On my quick survey, this article and comment section are in need of some Jesus. He is the perfect example of leadership. How did He lead? By serving. Based on the tone of this article and the comments I read, I'm going to recommend that y'all take some time to pray and ask God to show you how to lead by being a servant. God loves each member of the worship team so much that Jesus laid down His life to make that connection with the Father possible. Ask the Holy Spirit to take hold of your heart and start loving your worship team and leading them by being the lowest member.
Feel free to poke around the rest of the site
Submitted by Jason Houtsma on May 22, 2016 - 6:10pm.
This article is way over the top satire to shine a light on ways our bad habits might be perceived. You'll find the spirit you speak of all over everything else :)
Submitted by armstrongben46 on January 12, 2017 - 2:10pm.
I'll bet this was written by a sound guy haha Another good list would be 10 ways to be a bad church sound guy.
Ouch, but yeah...
Submitted by ioflow on April 17, 2018 - 12:27am.
Heh heh, number nine is the most painful one for me...
I've spent decades learning Satriani stuff, so reducing myself to a 1 bar riff for a few seconds and then being relegated to power chords for the rest of the song is... character building. And even that's assuming that you're the one who's been give the nod to play the riff, given how common it's become now to put two electrics and an acoustic on stage at the same time (?)
Cold hard truth for guitarists in worship teams is that if you're hoping for the chance to impress everyone with a huge solo, you're barking up the wrong tree my friend. In contemporary worship teams (at least at the moment) front row and all the spotlight belongs to vocalists, second row belongs to keys, and guitarists get to sit at the back, keep quiet and look pretty ;)

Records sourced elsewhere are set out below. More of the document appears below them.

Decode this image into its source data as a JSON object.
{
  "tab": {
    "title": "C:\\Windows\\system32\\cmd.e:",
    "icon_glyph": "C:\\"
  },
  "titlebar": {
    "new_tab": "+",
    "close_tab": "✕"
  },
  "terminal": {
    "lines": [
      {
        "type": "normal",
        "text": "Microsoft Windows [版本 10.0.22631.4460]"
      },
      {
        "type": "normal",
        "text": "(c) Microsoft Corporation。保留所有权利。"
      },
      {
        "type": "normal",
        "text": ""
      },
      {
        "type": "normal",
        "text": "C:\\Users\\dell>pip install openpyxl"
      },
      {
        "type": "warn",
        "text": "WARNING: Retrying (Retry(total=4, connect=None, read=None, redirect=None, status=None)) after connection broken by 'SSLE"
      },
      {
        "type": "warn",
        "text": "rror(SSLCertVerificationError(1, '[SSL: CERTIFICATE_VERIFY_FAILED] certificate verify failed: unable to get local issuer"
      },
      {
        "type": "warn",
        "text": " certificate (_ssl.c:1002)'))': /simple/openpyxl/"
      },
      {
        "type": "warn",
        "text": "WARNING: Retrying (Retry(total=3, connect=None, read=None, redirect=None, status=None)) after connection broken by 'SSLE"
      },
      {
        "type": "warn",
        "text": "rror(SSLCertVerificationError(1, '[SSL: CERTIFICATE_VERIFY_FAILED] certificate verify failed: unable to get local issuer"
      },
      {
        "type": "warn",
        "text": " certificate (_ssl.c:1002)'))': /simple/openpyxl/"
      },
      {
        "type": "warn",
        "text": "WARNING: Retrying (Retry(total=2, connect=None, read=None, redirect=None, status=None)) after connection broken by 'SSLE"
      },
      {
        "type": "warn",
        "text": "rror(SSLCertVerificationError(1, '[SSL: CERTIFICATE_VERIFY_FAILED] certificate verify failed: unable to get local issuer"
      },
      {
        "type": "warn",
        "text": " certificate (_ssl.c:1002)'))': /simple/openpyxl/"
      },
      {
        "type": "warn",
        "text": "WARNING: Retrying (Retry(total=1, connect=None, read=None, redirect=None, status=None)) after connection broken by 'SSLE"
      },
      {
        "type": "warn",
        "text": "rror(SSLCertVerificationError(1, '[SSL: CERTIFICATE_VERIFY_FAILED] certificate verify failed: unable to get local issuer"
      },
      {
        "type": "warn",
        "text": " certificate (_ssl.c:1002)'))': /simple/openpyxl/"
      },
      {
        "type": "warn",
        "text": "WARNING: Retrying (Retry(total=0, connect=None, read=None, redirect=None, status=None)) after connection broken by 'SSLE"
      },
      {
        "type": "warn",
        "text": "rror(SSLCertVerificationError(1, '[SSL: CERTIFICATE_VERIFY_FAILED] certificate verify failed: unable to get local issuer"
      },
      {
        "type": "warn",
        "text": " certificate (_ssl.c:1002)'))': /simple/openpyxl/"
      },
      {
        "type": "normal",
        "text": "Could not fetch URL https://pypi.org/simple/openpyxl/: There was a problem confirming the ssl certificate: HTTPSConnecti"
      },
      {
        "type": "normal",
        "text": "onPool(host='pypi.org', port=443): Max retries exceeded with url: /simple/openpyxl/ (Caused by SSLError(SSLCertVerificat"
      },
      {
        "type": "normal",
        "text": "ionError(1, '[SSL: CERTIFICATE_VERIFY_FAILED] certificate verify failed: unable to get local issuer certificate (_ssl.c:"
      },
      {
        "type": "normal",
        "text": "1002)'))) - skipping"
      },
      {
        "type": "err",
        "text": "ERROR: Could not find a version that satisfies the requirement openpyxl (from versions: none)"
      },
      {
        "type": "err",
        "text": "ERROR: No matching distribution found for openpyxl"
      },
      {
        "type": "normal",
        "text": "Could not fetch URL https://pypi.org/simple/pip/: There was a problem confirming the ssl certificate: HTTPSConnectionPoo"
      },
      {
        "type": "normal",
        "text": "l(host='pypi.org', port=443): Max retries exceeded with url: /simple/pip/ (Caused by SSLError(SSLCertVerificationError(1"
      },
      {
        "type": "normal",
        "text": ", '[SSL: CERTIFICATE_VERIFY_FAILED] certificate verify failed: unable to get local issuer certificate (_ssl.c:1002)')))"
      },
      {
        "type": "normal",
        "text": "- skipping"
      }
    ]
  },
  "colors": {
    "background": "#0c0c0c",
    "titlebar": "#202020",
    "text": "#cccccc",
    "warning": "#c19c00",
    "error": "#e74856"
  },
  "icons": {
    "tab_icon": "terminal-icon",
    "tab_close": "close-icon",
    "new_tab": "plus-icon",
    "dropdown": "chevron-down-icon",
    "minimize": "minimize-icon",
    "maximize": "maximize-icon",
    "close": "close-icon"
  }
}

(and of course, the drummer and the bass player undergird everyone holding the entire world on their shoulders like atlas).
My hot tip for frustrated guitarists:
Find an open mic night outside of church to vent your non churchy musical ambitions at. It's very therapeutic :)
Piano Sheets / Midi or transpose
Submitted by fpilar789 on October 22, 2020 - 6:59am.
Hi Worship Team,
By any chance will you be implementing piano transpose music sheets. There are a plethora of incredible music with great voices; however, not every can reach those vocals. Will you consider adding this feature like the guitar?